5

Howald also argues that he has been confined in excess of the term imposed by the district court. The district court ordered that Howald was to be committed "for the duration of the Grand Jury or until such time as you are willing to testify in this matter." At that time, only five months of the grand jury's term remained; however, in February 1988, the grand jury was extended a further six months. Howald argues that since the district court inquired about the time remaining on the grand jury's term, the court intended to confine Howald for only five months. This argument is without merit. The district court's statement made clear that Howald would be confined until he agreed to testify or until the grand jury's term ended. Since the grand jury was properly extended, Howard may still be confined.

6

We therefore hold that the district court did not abuse his discretion in determining that the civil contempt order might still serve its coercive purpose. Moreover, Howald is properly confined for the remainder of the grand jury as long as there remains a realistic possibility that he will testify. The order denying appellant's motion for release from contempt is AFFIRMED.

1

28 U.S.C. Sec. 1826 authorizes the district court to confine a recalcitrant witness for the life of the grand jury or until he agrees to testify. In no event, however, can the term of confinement exceed eighteen months. A judge may in his discretion order confinement for a term of less than sixth months. Simkin, 715 F.2d at 37

2

At the contempt hearing, counsel informed the court that Howald refused to testify because of a pending indictment against him in a related incident in Tennessee state court. According to counsel, Howald entered into a plea agreement with the state prosecutors which required him to cooperate with the DEA. After the DEA agent notified counsel and the prosecutor that Howald had complied, Howald attempted to enter his plea. The state judge, however, refused to accept the plea after the DEA agent testified that Howald had not completed his obligations. Howald's counsel represented that Howald refused to testify before the Miami Grand Jury even pursuant to a grant of immunity because he feared it would be used against him in Tennessee

3

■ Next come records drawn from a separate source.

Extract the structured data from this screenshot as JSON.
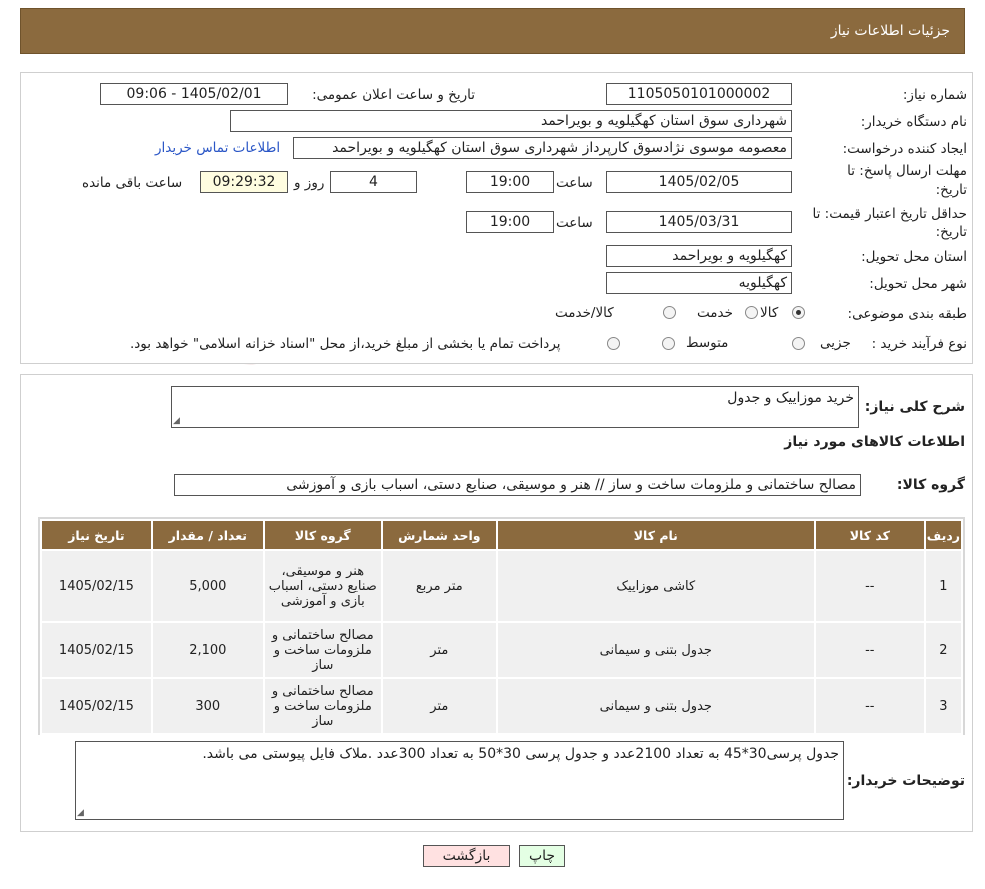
{
  "header": {
    "title": "جزئیات اطلاعات نیاز"
  },
  "info": {
    "need_number_label": "شماره نیاز:",
    "need_number": "1105050101000002",
    "announce_label": "تاریخ و ساعت اعلان عمومی:",
    "announce_value": "1405/02/01 - 09:06",
    "buyer_org_label": "نام دستگاه خریدار:",
    "buyer_org": "شهرداری سوق استان کهگیلویه و بویراحمد",
    "requester_label": "ایجاد کننده درخواست:",
    "requester": "معصومه موسوی نژادسوق کارپرداز شهرداری سوق استان کهگیلویه و بویراحمد",
    "contact_link": "اطلاعات تماس خریدار",
    "deadline_label_1": "مهلت ارسال پاسخ: تا",
    "deadline_label_2": "تاریخ:",
    "deadline_date": "1405/02/05",
    "time_label": "ساعت",
    "deadline_time": "19:00",
    "days_value": "4",
    "days_label": "روز و",
    "remaining_time": "09:29:32",
    "remaining_label": "ساعت باقی مانده",
    "validity_label_1": "حداقل تاریخ اعتبار قیمت: تا",
    "validity_label_2": "تاریخ:",
    "validity_date": "1405/03/31",
    "validity_time": "19:00",
    "province_label": "استان محل تحویل:",
    "province": "کهگیلویه و بویراحمد",
    "city_label": "شهر محل تحویل:",
    "city": "کهگیلویه",
    "category_label": "طبقه بندی موضوعی:",
    "category_options": [
      "کالا",
      "خدمت",
      "کالا/خدمت"
    ],
    "category_selected": "کالا",
    "process_label": "نوع فرآیند خرید :",
    "process_options": [
      "جزیی",
      "متوسط"
    ],
    "payment_note": "پرداخت تمام یا بخشی از مبلغ خرید،از محل \"اسناد خزانه اسلامی\" خواهد بود."
  },
  "details": {
    "summary_label": "شرح کلی نیاز:",
    "summary_value": "خرید موزاییک و جدول",
    "goods_title": "اطلاعات کالاهای مورد نیاز",
    "goods_group_label": "گروه کالا:",
    "goods_group_value": "مصالح ساختمانی و ملزومات ساخت و ساز // هنر و موسیقی، صنایع دستی، اسباب بازی و آموزشی",
    "table": {
      "headers": [
        "ردیف",
        "کد کالا",
        "نام کالا",
        "واحد شمارش",
        "گروه کالا",
        "تعداد / مقدار",
        "تاریخ نیاز"
      ],
      "rows": [
        [
          "1",
          "--",
          "کاشی موزاییک",
          "متر مربع",
          "هنر و موسیقی، صنایع دستی، اسباب بازی و آموزشی",
          "5,000",
          "1405/02/15"
        ],
        [
          "2",
          "--",
          "جدول بتنی و سیمانی",
          "متر",
          "مصالح ساختمانی و ملزومات ساخت و ساز",
          "2,100",
          "1405/02/15"
        ],
        [
          "3",
          "--",
          "جدول بتنی و سیمانی",
          "متر",
          "مصالح ساختمانی و ملزومات ساخت و ساز",
          "300",
          "1405/02/15"
        ]
      ]
    },
    "buyer_notes_label": "توضیحات خریدار:",
    "buyer_notes_value": "جدول پرسی30*45 به تعداد 2100عدد و جدول پرسی 30*50 به تعداد 300عدد .ملاک فایل پیوستی می باشد."
  },
  "buttons": {
    "print": "چاپ",
    "back": "بازگشت"
  },
  "colors": {
    "header": "#8b6a3e",
    "time_box": "#fffde0",
    "back_button": "#ffe1e1",
    "print_button": "#e4ffe4",
    "link": "#2a56c6"
  }
}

This case is unlike Simkin, 715 F.2d at 38, where the district court order implied that the court denied the motion to release based on a desire to deter other contemnors rather than the individual circumstances of the appellant